If you think playing basketball is tough, imagine the challenge of designing and building a robot that can maneuver around a court and shoot baskets while probably bumping into other robots that also are scooting around and shooting hoops. To throw in an extra twist, how about giving your robot the ability to balance on a teetering platform, too?
The game is called “Rebound Rumble” and it’s the challenge facing teams taking part in this year’s FIRST Robotics Competition (FRC), the “varsity sport for the mind.” To see a video of the game, click here.
FIRST (For Inspiration and Recognition of Science and Technology) is an international organization with the ambitious mission of transforming modern culture by celebrating science and technology and encouraging more students to be interested in pursuing Science, Technology, Engineering and Mathematics (STEM) education.
FRC is the organization’s signature robotics competition, involving more than 2,300 teams from the U.S. and a dozen other countries. More than 58,000 high school students participate in FRC teams.

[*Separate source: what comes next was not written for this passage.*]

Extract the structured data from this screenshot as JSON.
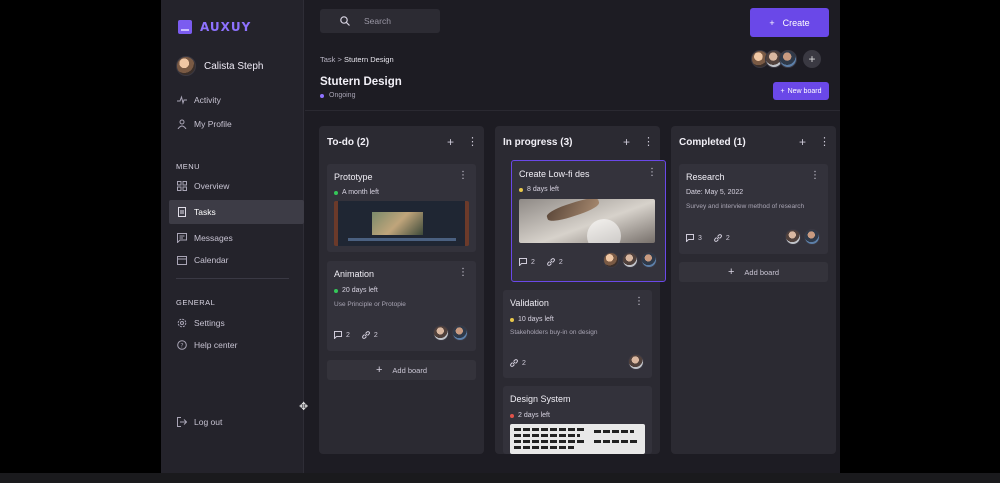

There are 68 FRC teams in Virginia, and most sent representatives to Virginia Commonwealth University in Richmond on Saturday, January 7 to learn this year’s challenge and to pick up kits with robot components.
FRC teams worldwide received identical robot kits…but NO instructions. Working with volunteer mentors, students have just six weeks to design, program and build a robot to compete in Rebound Rumble. The game changes every year and 2012 marks the 21st season for the FIRST Robotics Competition.
“This looks like the most challenging game we’ve dealt with yet,” said Katie Shedden, a senior at Goochland High School and a co-captain of the school’s FRC team. “Rebound Rumble is an interesting spin on games from other years, with a few new added challenges,” she added.
Goochland’s FRC team, the “Junkyard Dogs,” is entering its 7th season in the FIRST Robotics Competition and the team has several new mentors, including career utilities engineer Adeeb Hamzey, who said, “After the kickoff meeting, I came out very energized, and I look forward to the competition this year.”
Building and driving a robot, of course, is part of the fun of participating in FIRST. But the real goal of the program is to teach important life skills, including project management, communications and teamwork.
The lessons of FIRST are not lost on Drew Spivey, a junior at Goochland High and a member of the Junkyard Dogs. “The experience I have gained has developed my critical thinking skills, cooperation with other people in other teams, engineering skills, and since I started, I have wanted to do something in the engineering field.”
The 2012 FRC Virginia Regional will be held at VCU’s Stuart Siegel Center March 16-17. The FRC Championship will be in St. Louis, Missouri April 25-28.
To learn more about FIRST robotics in Virginia, please visit virginiafirst.org.
Article by: Jim Babb, for VirginiaFIRST Robotics